How to complete this task ▸
Search the data for the word "true" and copy out every line that has it.
□ □ □ □ □
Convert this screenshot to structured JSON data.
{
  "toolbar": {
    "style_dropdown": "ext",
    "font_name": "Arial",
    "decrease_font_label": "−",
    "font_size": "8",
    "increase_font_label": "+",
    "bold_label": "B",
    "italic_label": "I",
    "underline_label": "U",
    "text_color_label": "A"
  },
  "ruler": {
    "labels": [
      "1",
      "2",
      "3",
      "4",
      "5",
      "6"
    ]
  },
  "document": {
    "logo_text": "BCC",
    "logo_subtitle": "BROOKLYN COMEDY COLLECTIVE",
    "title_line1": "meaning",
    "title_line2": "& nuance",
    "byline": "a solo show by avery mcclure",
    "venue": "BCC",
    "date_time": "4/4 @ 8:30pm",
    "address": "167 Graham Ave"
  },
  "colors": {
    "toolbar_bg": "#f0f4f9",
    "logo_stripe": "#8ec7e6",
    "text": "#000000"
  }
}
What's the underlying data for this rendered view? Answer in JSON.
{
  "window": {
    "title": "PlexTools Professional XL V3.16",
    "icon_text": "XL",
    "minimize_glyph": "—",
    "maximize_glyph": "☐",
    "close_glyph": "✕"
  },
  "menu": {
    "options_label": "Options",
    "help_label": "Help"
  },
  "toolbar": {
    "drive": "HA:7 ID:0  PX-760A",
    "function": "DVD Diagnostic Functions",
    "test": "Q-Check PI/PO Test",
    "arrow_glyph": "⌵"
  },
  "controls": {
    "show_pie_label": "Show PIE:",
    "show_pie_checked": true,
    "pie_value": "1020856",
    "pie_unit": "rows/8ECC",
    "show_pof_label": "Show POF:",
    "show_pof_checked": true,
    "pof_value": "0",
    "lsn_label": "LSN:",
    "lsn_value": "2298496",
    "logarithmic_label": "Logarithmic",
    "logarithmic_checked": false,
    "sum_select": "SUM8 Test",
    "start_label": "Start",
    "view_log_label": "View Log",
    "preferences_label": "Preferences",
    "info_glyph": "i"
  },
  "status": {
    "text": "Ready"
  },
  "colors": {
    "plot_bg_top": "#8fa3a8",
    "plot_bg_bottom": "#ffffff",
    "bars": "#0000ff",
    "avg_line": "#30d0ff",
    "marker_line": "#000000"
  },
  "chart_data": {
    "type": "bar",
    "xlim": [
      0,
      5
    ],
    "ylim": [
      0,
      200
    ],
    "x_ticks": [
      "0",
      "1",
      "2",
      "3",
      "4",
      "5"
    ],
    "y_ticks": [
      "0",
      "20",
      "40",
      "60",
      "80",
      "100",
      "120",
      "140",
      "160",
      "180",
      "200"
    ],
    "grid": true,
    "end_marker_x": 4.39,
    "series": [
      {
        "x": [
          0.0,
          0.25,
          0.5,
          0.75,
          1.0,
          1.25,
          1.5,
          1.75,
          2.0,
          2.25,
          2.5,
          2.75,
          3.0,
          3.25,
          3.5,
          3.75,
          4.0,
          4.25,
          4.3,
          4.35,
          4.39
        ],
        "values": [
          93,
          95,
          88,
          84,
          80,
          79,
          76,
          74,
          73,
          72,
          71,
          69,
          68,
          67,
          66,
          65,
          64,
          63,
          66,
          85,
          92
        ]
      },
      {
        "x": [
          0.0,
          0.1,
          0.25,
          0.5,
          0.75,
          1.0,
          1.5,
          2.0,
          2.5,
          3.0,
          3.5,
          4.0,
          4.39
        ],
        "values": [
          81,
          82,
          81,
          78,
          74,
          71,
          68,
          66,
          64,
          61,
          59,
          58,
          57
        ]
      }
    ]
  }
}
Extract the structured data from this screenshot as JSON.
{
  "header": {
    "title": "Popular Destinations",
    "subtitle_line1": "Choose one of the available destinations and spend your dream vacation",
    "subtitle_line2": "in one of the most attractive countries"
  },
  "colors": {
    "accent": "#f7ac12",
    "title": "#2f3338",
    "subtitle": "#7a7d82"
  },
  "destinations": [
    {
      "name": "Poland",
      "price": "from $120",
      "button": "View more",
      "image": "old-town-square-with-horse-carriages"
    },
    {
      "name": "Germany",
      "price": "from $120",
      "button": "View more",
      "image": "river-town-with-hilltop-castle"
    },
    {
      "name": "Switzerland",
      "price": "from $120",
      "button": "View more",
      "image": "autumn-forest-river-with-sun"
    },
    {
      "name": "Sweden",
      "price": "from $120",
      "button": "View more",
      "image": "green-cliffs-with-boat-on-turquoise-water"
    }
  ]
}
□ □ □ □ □
Task result ▸
    "show_pie_checked": true,
    "show_pof_checked": true,
    "grid": true,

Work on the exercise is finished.